The impact of haemoglobin level and concomitant infections on malaria parasitaemia and on-set of fever during malaria attack in Ikwuano Local Government Area of Abia State, Nigeria
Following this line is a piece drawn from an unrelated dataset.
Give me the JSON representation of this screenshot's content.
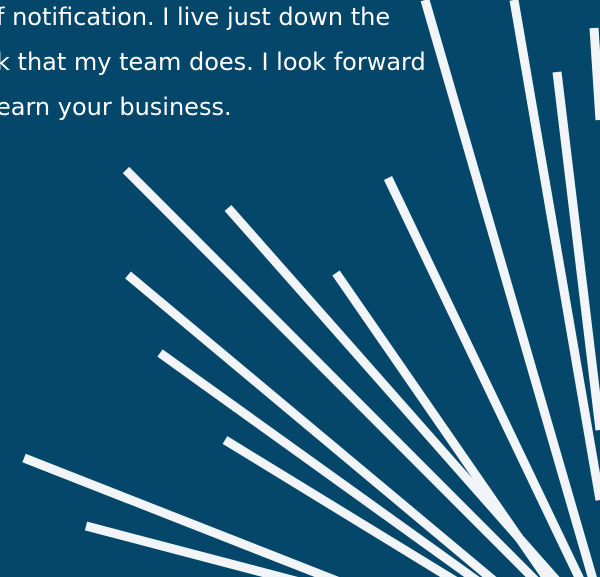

A five month study (April-August, 2001) was carried out in Ikwuano Local Government Area of Abia State to ascertain the impact of haemoglobin level and concomitant infections on malaria parasitaemia and the on-set of fever during malaria attack. Two sets of subjects were used; the clinically-ill and non-clinically ill. The clinically-ill were those who reported ill with the usual symptoms of fever, headache, chills and joint pains at the clinic of the National Root crop Research Institute Umudike, which serves all patients from the whole Local Government Area. The non-clinically ill where students of Michael Okpara University of Agriculture, Umudike who were not apparently ill. Two hundred and five of the clinically ill subjects and 300 of the other group were examined for malaria parasitaemia using Thick Blood Film Method, while their haemoglobin were estimated using Colorimeter Method. The result revealed that malaria prevalence was high for both groups, although the clinically ill showed a significantly (p<0.05) higher prevalence (88.8%) than the non-clinically ill (62.7%). Differences in prevalence of both sexes of the clinically ill subjects was not significant while females of the non-clinically ill showed significantly (p<0.05) higher prevalence (64.4%) than the males (60.9%). Haemoglobin level correlated significantly (p<0.05) and negatively with malaria intensity and had strong impact on the onset of paroxysm during Plasmodium infection. Likewise, the presence of concomitant infections in the clinically ill subjects quickened the on-set of clinical signs. The need for proper laboratory diagnosis to ascertain real cause/s of fever during malaria attack so as to avoid wrong treatment/under treatment, and balanced diet to build up high haemolobin level is highlighted.
The Nigerian Journal of Parasitology Vol. 24 2003: 25-32